|Work requirements for able-bodied adults without dependents
|$9 billion cut to the SNAP program over the next 10 years
Overall, the SNAP program continues to undergo reforms and policy changes in an effort to balance the cost of the program with its effectiveness in reducing food insecurity and promoting healthy eating.
What Are Food Stamps For? FAQs Answered
Q1: What are food stamps?
A: Food stamps are a government-funded program that provides eligible households with a specific amount of money each month to assist with purchasing food.
Q2: Who is eligible for food stamps?
A: Eligibility criteria vary by state and household income. Generally, households with a gross income at or below 130% of the federal poverty level are eligible for food stamp assistance.
Q3: How can I apply for food stamps?
A: You can apply online through your local government website or visit your local Department of Social Services office in person.
Q4: How much money can I receive from food stamps?
A: The amount a household receives is based on several factors, including income and family members. The average monthly benefit is about $125 per person.
Q5: Can I use food stamps to purchase any food item?
A: Yes, food stamps can be used to purchase most food items, including fruits, vegetables, and meat. However, they cannot be used to purchase alcohol, cigarettes, or other non-food items.

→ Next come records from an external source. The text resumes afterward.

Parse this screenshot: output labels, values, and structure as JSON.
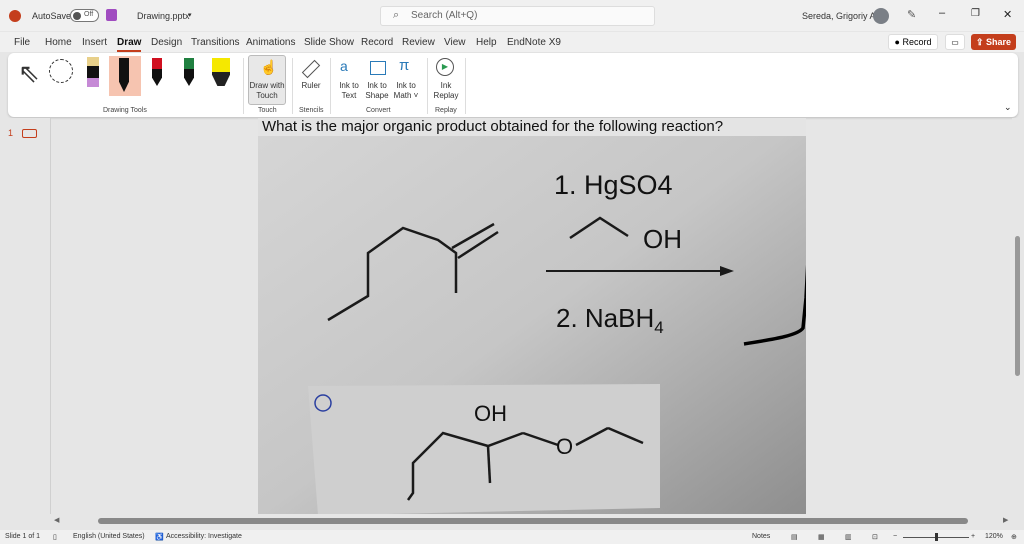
{
  "titlebar": {
    "autosave": "AutoSave",
    "toggle": "Off",
    "filename": "Drawing.pptx",
    "search_placeholder": "Search (Alt+Q)",
    "user": "Sereda, Grigoriy A"
  },
  "tabs": [
    "File",
    "Home",
    "Insert",
    "Draw",
    "Design",
    "Transitions",
    "Animations",
    "Slide Show",
    "Record",
    "Review",
    "View",
    "Help",
    "EndNote X9"
  ],
  "actions": {
    "record": "Record",
    "share": "Share"
  },
  "ribbon": {
    "draw_with_touch": [
      "Draw with",
      "Touch"
    ],
    "ruler": "Ruler",
    "ink_to_text": [
      "Ink to",
      "Text"
    ],
    "ink_to_shape": [
      "Ink to",
      "Shape"
    ],
    "ink_to_math": [
      "Ink to",
      "Math ˅"
    ],
    "ink_replay": [
      "Ink",
      "Replay"
    ],
    "groups": {
      "drawing_tools": "Drawing Tools",
      "touch": "Touch",
      "stencils": "Stencils",
      "convert": "Convert",
      "replay": "Replay"
    }
  },
  "thumbs": {
    "slide_number": "1"
  },
  "slide": {
    "question": "What is the major organic product obtained for the following reaction?",
    "step1": "1. HgSO4",
    "oh1": "OH",
    "step2": "2. NaBH",
    "step2_sub": "4",
    "oh2": "OH",
    "o": "O"
  },
  "status": {
    "slide": "Slide 1 of 1",
    "language": "English (United States)",
    "accessibility": "Accessibility: Investigate",
    "notes": "Notes",
    "zoom": "120%"
  },
  "colors": {
    "accent": "#c43e1c"
  }
}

Q6: How do I use food stamps?
A: The funds on your food stamp card can be used like a debit card at participating grocery stores. Simply swipe your card at the checkout and enter your PIN number.
Q7: Are food stamps the same as SNAP?
A: Yes, food stamps are now known as the Supplemental Nutrition Assistance Program (SNAP). They are the same program.
Thanks for reading and learning more about what food stamps are for. If you or someone you know needs assistance, don’t hesitate to apply for this important program. Remember, SNAP is here to help families access the food they need to thrive. Visit us again for more helpful information about government programs.